You own organisation does not possess sufficient data to attempt this project alone, but you have connections at a range of other charities who are prepared to help – not only family law specialists, but also organisations involved with employment, benefits and housing. However, the data involved is extremely sensitive, and you do not have the resources to anonymise and standardise each partner’s contribution. In this case, FL will allow you and your partners to engage in a project which would otherwise be completely impracticable.
Working together with your partners, you determine a set of questions relating to patterns of demand for legal support in relation to divorce, employment, benefits and housing. You also review what each organisation can contribute to the project, and agree how to manage their various constraints and dependencies. Through this process you are guided and motivated by your common goal – to provide more co-ordinated and effective support for people with pressing legal needs.
When it comes to deploying the FL tech, each member of the partnership receives a secure link to download the client to their individual machine, where it interfaces with the dataset which that partner has agreed to contribute to the project. Over a period of a few hours, the client studies the partner’s data to uncover patterns of demand, before communicating these patterns back to the central server. When aggregated, they provide a model which is able to make predictions based on how changes in demand in one area might affect another.
At the conclusion of the project, you have produced a tool which allows you and your partners to predict changes in demand and inform planning decisions. More importantly, however, you have developed a set of collaborative relationships based on a set of common values and a shared understanding of the problem you are trying to address. Several of your collaborators were particularly impressed by what you were able to achieve, and together you agree to enter into a long-term strategic partnership based on developing and utilising shared insights into the relationships between your fields of practice. This becomes a forum for joint advocacy, fundraising and the creation of policies to address the overlapping problems faced by the people you are supporting.
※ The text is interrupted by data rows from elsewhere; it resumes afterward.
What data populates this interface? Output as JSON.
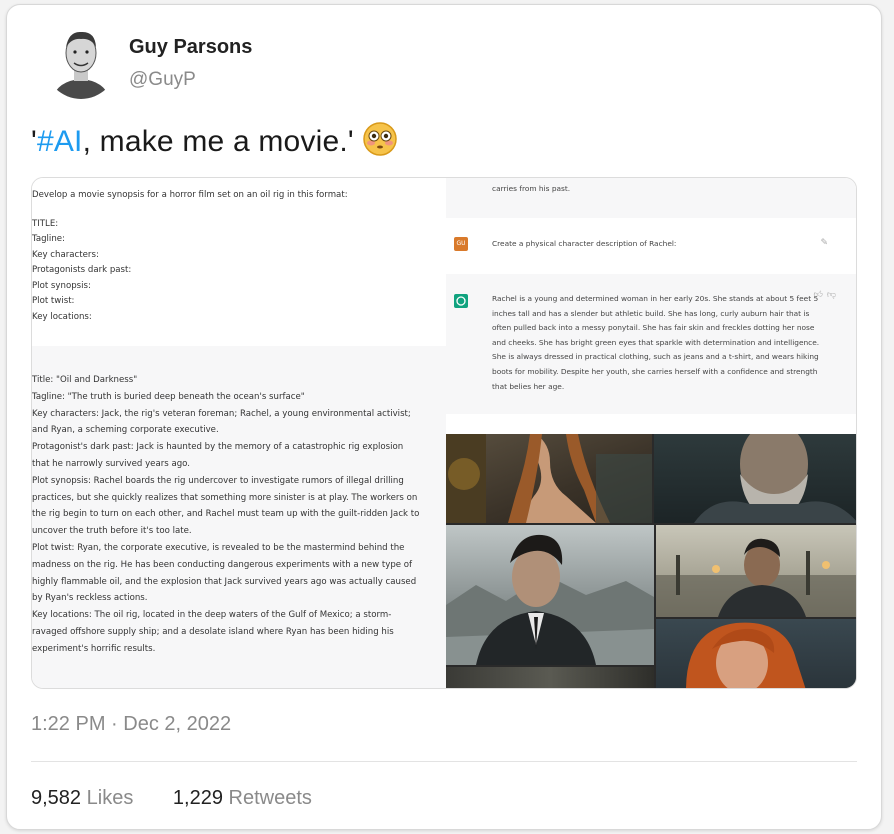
{
  "author": {
    "name": "Guy Parsons",
    "handle": "@GuyP"
  },
  "tweet": {
    "text_prefix": "'",
    "hashtag": "#AI",
    "text_rest": ", make me a movie.'",
    "emoji": "flushed-face-emoji"
  },
  "media": {
    "prompt_lines": [
      "Develop a movie synopsis for a horror film set on an oil rig in this format:",
      "",
      "TITLE:",
      "Tagline:",
      "Key characters:",
      "Protagonists dark past:",
      "Plot synopsis:",
      "Plot twist:",
      "Key locations:"
    ],
    "answer_lines": [
      "Title: \"Oil and Darkness\"",
      "Tagline: \"The truth is buried deep beneath the ocean's surface\"",
      "Key characters: Jack, the rig's veteran foreman; Rachel, a young environmental activist;",
      "and Ryan, a scheming corporate executive.",
      "Protagonist's dark past: Jack is haunted by the memory of a catastrophic rig explosion",
      "that he narrowly survived years ago.",
      "Plot synopsis: Rachel boards the rig undercover to investigate rumors of illegal drilling",
      "practices, but she quickly realizes that something more sinister is at play. The workers on",
      "the rig begin to turn on each other, and Rachel must team up with the guilt-ridden Jack to",
      "uncover the truth before it's too late.",
      "Plot twist: Ryan, the corporate executive, is revealed to be the mastermind behind the",
      "madness on the rig. He has been conducting dangerous experiments with a new type of",
      "highly flammable oil, and the explosion that Jack survived years ago was actually caused",
      "by Ryan's reckless actions.",
      "Key locations: The oil rig, located in the deep waters of the Gulf of Mexico; a storm-",
      "ravaged offshore supply ship; and a desolate island where Ryan has been hiding his",
      "experiment's horrific results."
    ],
    "carry_text": "carries from his past.",
    "question": "Create a physical character description of Rachel:",
    "user_badge": "GU",
    "rachel_lines": [
      "Rachel is a young and determined woman in her early 20s. She stands at about 5 feet 5",
      "inches tall and has a slender but athletic build. She has long, curly auburn hair that is",
      "often pulled back into a messy ponytail. She has fair skin and freckles dotting her nose",
      "and cheeks. She has bright green eyes that sparkle with determination and intelligence.",
      "She is always dressed in practical clothing, such as jeans and a t-shirt, and wears hiking",
      "boots for mobility. Despite her youth, she carries herself with a confidence and strength",
      "that belies her age."
    ]
  },
  "meta": {
    "timestamp": "1:22 PM · Dec 2, 2022",
    "likes_count": "9,582",
    "likes_label": "Likes",
    "retweets_count": "1,229",
    "retweets_label": "Retweets"
  },
  "colors": {
    "hashtag": "#1d9bf0",
    "user_badge": "#d97a2b",
    "assistant_badge": "#10a37f"
  }
}
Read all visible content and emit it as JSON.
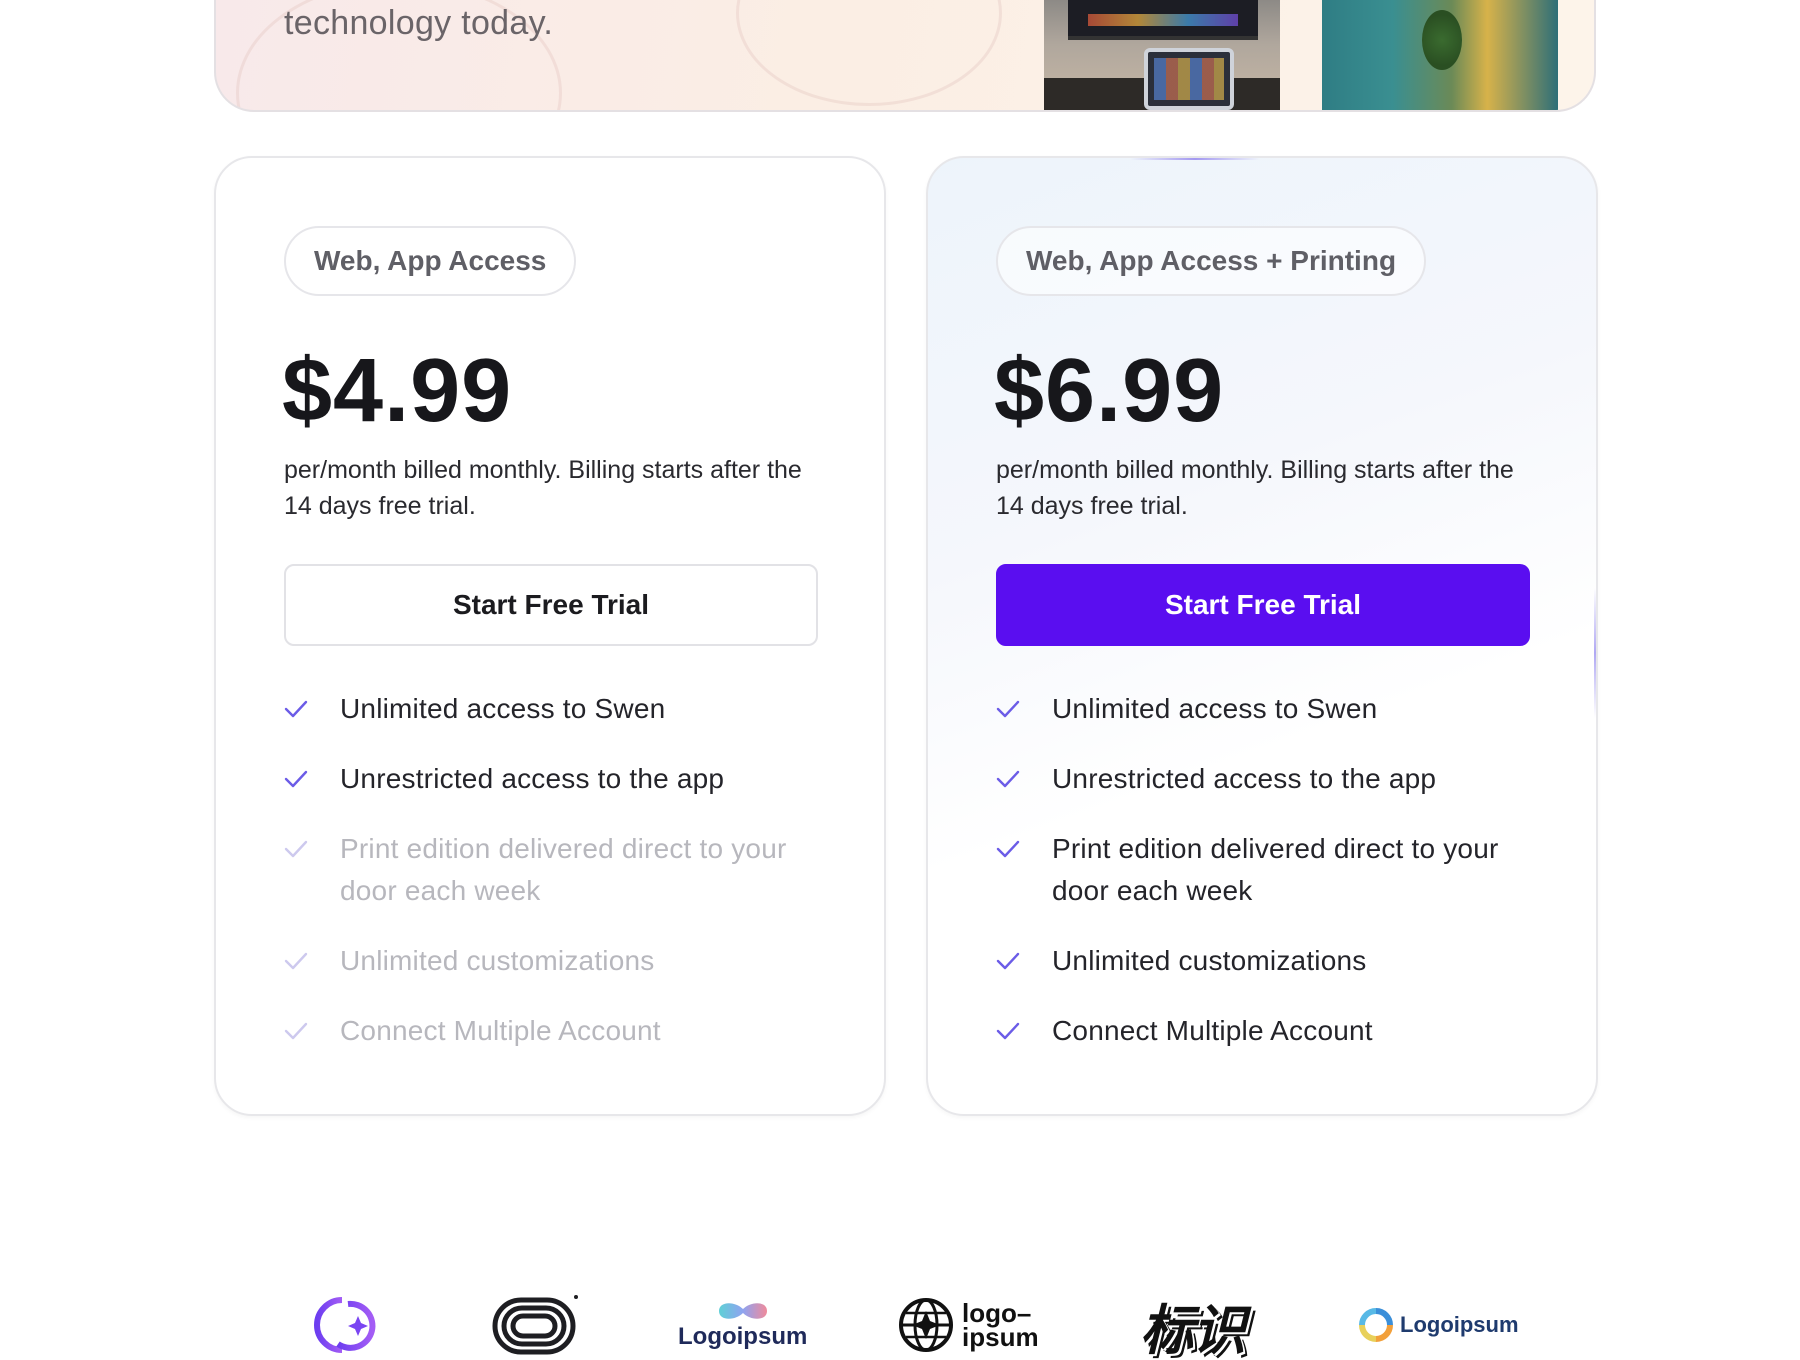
{
  "hero": {
    "text": "technology today."
  },
  "plans": [
    {
      "badge": "Web, App Access",
      "price": "$4.99",
      "note": "per/month billed monthly. Billing starts after the 14 days free trial.",
      "cta": "Start Free Trial",
      "features": [
        "Unlimited access to Swen",
        "Unrestricted access to the app",
        "Print edition delivered direct to your door each week",
        "Unlimited customizations",
        "Connect Multiple Account"
      ]
    },
    {
      "badge": "Web, App Access + Printing",
      "price": "$6.99",
      "note": "per/month billed monthly. Billing starts after the 14 days free trial.",
      "cta": "Start Free Trial",
      "features": [
        "Unlimited access to Swen",
        "Unrestricted access to the app",
        "Print edition delivered direct to your door each week",
        "Unlimited customizations",
        "Connect Multiple Account"
      ]
    }
  ],
  "logos": {
    "logo3": "Logoipsum",
    "logo4_line1": "logo–",
    "logo4_line2": "ipsum",
    "logo5": "标识",
    "logo6": "Logoipsum"
  },
  "colors": {
    "accent": "#5a0ef0",
    "check": "#6b5ce7",
    "muted_text": "#b7b7bd"
  }
}
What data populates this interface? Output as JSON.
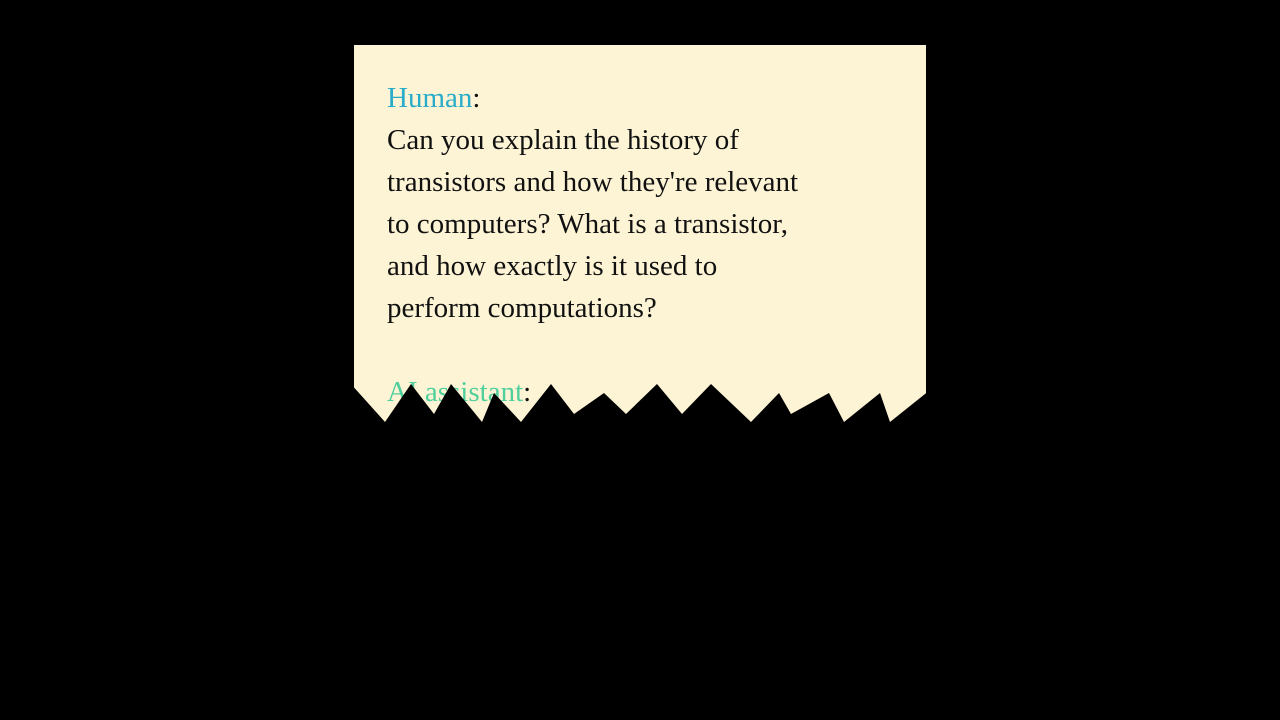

FL is an extremely powerful technology. By lowering the barriers to entry, it opens up the possibility of digital collaboration to a range of actors who would otherwise be unable to access it. However, in order to ensure that this technology is effectively and ethically used, these collaborations must take place within a framework which allows partners to make informed collective decisions based on shared purpose and common values. The goal of Etic Lab’s Data Federations project is to guide our partners and clients through the process of building such a framework. If you’re interested in discovering how your organisation might benefit from the creation of a Data Federation based around the use of FL, get in touch with us today to find out more.
Be sure to download and read our Data Federations Prospectus below.